1. How can you calibrate any monitor to match printer output? Do actually have to print something (i.e. a color chart) and then use that in the calibration process?
2. Do you have to repeat this process for multiple printers or the same printer using different types of paper? Can you save multiple calibration profiles and switch between them as needed for the printer/paper you plan to use?
3. What do you do for online printing services?
To date, I've not really had any major color issues. While print colors may not always match the on-screen colors, I've not noticed any color cast issues, odd skin tones, etc. However, I just got a new Dell Precision laptop with their RGB LED screen. This screen is fantastic. It is significantly brighter (while being more energy efficient) than my old laptop screen or my desktop flat panel. Also, it supposedly has "100% color availability" as opposed to 42-45% for a standard CCFL backlit panel. (This technology is also coming out in HDTV panels now.) Images on these other screens look dull and dingy in comparison.
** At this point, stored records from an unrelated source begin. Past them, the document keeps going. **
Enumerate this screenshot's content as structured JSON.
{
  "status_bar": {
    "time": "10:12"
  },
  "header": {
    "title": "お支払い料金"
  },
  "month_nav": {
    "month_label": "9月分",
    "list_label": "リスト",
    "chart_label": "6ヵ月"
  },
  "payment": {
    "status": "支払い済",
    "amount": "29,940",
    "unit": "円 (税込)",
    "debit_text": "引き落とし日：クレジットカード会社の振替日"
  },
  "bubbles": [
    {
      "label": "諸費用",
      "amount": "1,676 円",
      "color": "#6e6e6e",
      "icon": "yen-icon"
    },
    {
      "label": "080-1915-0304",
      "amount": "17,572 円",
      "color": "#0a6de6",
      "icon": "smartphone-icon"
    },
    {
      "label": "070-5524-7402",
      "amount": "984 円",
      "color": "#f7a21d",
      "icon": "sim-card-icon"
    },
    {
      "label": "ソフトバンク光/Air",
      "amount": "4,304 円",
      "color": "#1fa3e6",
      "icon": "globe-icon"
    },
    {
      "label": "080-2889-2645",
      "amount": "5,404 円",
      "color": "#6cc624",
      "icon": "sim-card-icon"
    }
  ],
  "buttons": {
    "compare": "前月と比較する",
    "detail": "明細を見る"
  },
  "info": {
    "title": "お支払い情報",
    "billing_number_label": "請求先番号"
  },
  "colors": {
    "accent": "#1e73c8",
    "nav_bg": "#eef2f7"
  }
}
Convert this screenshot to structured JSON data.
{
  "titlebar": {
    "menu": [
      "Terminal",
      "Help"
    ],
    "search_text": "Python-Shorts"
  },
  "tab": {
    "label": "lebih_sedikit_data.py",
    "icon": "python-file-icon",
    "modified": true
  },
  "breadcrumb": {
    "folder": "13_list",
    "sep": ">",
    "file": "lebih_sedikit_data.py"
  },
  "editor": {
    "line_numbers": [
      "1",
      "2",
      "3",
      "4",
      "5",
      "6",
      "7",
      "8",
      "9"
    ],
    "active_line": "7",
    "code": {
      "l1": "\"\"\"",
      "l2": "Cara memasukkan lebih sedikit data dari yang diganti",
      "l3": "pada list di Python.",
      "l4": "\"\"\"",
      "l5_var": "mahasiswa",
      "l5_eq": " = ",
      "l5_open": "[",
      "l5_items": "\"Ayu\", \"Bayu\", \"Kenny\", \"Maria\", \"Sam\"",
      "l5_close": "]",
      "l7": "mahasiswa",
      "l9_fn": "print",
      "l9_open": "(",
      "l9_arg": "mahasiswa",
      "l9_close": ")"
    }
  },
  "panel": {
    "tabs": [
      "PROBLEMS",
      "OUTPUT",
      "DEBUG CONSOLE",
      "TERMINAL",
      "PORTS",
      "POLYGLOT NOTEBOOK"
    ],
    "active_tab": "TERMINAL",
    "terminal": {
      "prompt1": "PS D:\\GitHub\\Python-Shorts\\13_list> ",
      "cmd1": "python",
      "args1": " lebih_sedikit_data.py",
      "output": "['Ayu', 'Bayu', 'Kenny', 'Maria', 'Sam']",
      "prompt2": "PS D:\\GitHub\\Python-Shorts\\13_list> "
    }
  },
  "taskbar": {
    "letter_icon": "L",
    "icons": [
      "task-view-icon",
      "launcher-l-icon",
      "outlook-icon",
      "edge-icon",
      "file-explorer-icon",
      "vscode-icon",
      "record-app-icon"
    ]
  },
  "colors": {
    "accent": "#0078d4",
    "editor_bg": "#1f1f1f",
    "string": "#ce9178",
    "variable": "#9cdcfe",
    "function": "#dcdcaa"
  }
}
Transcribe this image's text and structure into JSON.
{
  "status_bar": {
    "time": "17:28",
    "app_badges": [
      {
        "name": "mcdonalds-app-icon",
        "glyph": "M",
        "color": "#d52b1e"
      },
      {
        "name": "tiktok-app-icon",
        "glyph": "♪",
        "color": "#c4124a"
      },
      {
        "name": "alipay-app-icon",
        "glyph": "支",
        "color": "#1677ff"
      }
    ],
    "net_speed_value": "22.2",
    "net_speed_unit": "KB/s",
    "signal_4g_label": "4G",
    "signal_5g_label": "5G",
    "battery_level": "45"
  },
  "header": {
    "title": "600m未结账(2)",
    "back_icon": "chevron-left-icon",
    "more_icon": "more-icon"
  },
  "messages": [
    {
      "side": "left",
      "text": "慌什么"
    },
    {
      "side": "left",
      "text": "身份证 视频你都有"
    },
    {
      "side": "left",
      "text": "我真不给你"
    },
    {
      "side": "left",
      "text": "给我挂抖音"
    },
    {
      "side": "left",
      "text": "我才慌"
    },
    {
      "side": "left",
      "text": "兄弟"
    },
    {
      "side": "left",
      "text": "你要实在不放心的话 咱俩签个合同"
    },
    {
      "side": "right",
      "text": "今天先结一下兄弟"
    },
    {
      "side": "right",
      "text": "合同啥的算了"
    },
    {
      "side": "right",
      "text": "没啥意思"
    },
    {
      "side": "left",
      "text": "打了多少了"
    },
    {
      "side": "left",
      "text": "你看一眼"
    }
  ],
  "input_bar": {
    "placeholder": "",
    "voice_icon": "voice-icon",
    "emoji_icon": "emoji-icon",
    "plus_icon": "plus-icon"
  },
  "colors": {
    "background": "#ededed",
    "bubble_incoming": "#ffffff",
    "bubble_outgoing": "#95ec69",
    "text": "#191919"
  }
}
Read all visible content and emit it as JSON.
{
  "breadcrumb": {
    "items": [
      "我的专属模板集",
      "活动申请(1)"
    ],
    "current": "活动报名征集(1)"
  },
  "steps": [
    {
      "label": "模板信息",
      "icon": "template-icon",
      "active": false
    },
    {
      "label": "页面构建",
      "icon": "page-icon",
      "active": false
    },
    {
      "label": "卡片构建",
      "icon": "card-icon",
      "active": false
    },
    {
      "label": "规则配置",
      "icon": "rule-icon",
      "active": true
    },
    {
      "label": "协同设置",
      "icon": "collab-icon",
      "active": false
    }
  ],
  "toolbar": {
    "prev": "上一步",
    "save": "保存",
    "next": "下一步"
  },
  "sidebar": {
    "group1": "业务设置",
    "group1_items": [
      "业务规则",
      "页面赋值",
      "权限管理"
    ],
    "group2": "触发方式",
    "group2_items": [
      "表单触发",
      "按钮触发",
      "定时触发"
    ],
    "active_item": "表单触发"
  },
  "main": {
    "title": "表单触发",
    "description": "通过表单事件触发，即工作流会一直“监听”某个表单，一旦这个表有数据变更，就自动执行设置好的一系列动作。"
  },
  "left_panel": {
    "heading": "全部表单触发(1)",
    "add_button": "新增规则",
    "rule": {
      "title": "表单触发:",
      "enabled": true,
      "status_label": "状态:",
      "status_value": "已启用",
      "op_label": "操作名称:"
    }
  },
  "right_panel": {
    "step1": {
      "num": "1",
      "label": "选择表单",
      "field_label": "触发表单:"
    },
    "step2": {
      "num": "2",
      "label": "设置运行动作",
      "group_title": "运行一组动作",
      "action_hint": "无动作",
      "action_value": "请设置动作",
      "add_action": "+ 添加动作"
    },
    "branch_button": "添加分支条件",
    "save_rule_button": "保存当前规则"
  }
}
My concern with this brighter screen is that the exposure of my prints will be off. (I send most everything I have printed to a lab.) Does monitor calibration also do something to calibrate for exposure also?
I apologize if these "newbie" questions. I am generally pretty proficient technology-wise, but for some reason, I haven't been able to find any simple, straight answers to these questions.
Thanks for your help.